Probably not, unless you are recently married, have lots of secured debt, or have inherited property.
On the day we file bankruptcy, we list all of your personal and real property. If you are married, we try to list whether you have an equitable interest in any of her property. (An equitable interest means that it is only “fair” that you own half of the property). If you have property that you’ve acquired together though-out your marriage, then it’s fairly easy to claim that it is only fair for you to own 50% of that property.
Married for years with property free and clear… So, let’s say that you’ve been married for 30 years. You own a home worth $150,000 free and clear. You put the house in her name only, even though you’ve made every mortgage payment. If we filed bankruptcy, the trustee would argue (successfully) that you owned half of the house. He would then demand that you fork over $75,000 to protect the home or allow him to sell it and use your half of the proceeds to pay off your creditors. Since your name isn’t on title, you couldn’t even claim the $30,000 Utah homestead exemption.
Married for years with secured loans… Now what if all of the assets are in her name, but they are all liened to the hilt (you owe more on the car loans and the mortgage than the properties are worth)? In this case, you’re okay. None of the property has any real liquid value, and you can file bankruptcy.
Recently married… Now what if you’re recently married? In this case, any property you brought into the marriage is solely yours, so long as your name is the only one on title. Any property she brought into the marriage is solely hers. You are safe to file bankruptcy here.
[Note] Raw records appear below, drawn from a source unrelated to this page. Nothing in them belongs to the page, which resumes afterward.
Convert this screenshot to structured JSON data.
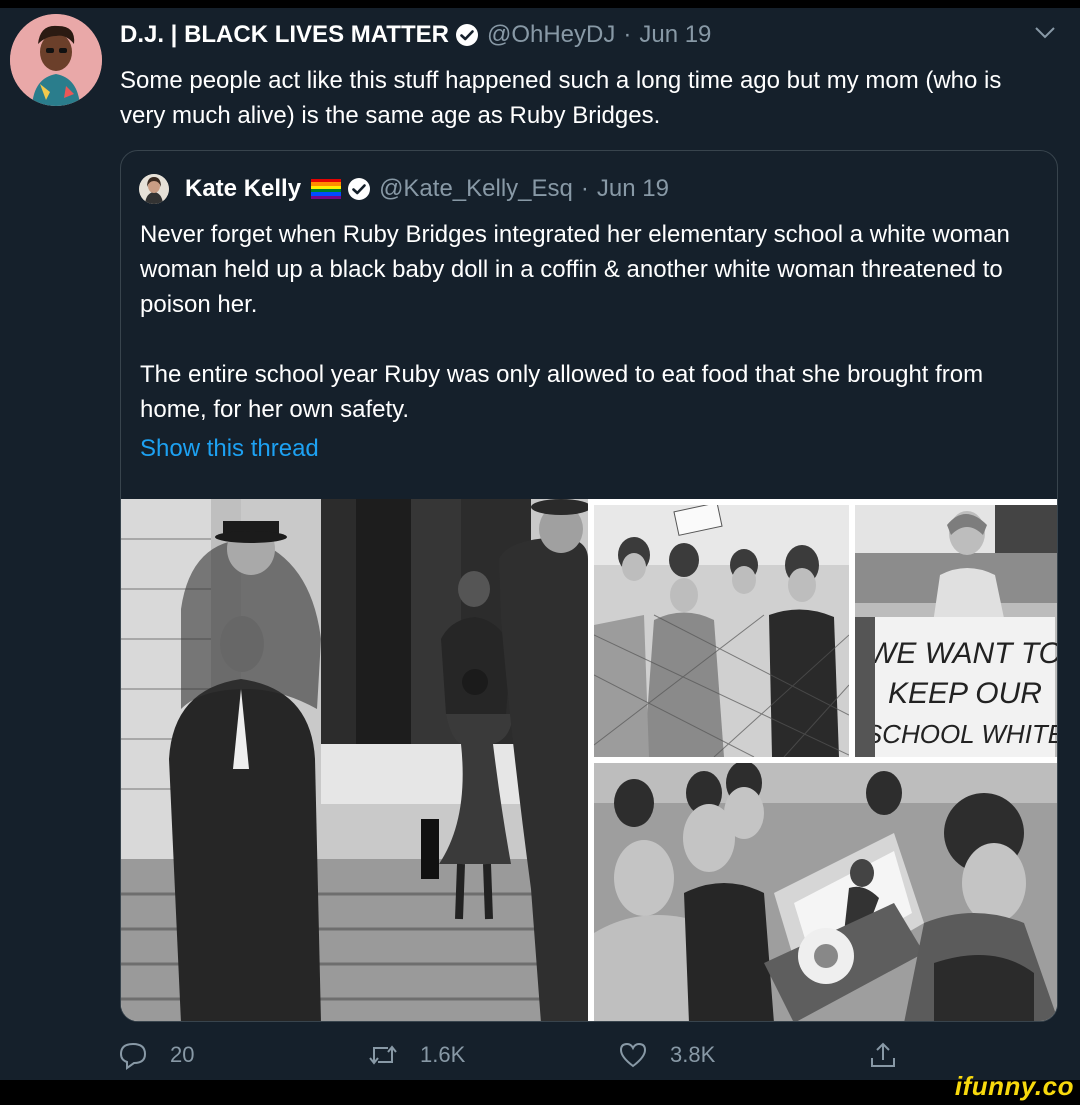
{
  "tweet": {
    "display_name": "D.J. | BLACK LIVES MATTER",
    "handle": "@OhHeyDJ",
    "separator": "·",
    "date": "Jun 19",
    "text": "Some people act like this stuff happened such a long time ago but my mom (who is very much alive) is the same age as Ruby Bridges."
  },
  "quote": {
    "display_name": "Kate Kelly",
    "handle": "@Kate_Kelly_Esq",
    "separator": "·",
    "date": "Jun 19",
    "paragraph1": "Never forget when Ruby Bridges integrated her elementary school a white woman woman held up a black baby doll in a coffin & another white woman threatened to poison her.",
    "paragraph2": "The entire school year Ruby was  only allowed to eat food that she brought from home, for her own safety.",
    "show_thread": "Show this thread",
    "sign_text": [
      "WE WANT TO",
      "KEEP OUR",
      "SCHOOL WHITE"
    ]
  },
  "actions": {
    "replies": "20",
    "retweets": "1.6K",
    "likes": "3.8K"
  },
  "watermark": "ifunny.co",
  "colors": {
    "background": "#15202b",
    "accent": "#1da1f2",
    "muted": "#8899a6",
    "border": "#38444d"
  },
  "icons": [
    "verified-badge-icon",
    "chevron-down-icon",
    "rainbow-flag-icon",
    "reply-icon",
    "retweet-icon",
    "like-icon",
    "share-icon"
  ]
}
Inherited property… Now what if you’ve been married for 30 years, but she inherited a lake cabin solely in her name from her parents? Inherited property is solely hers, and you are safe to file bankruptcy.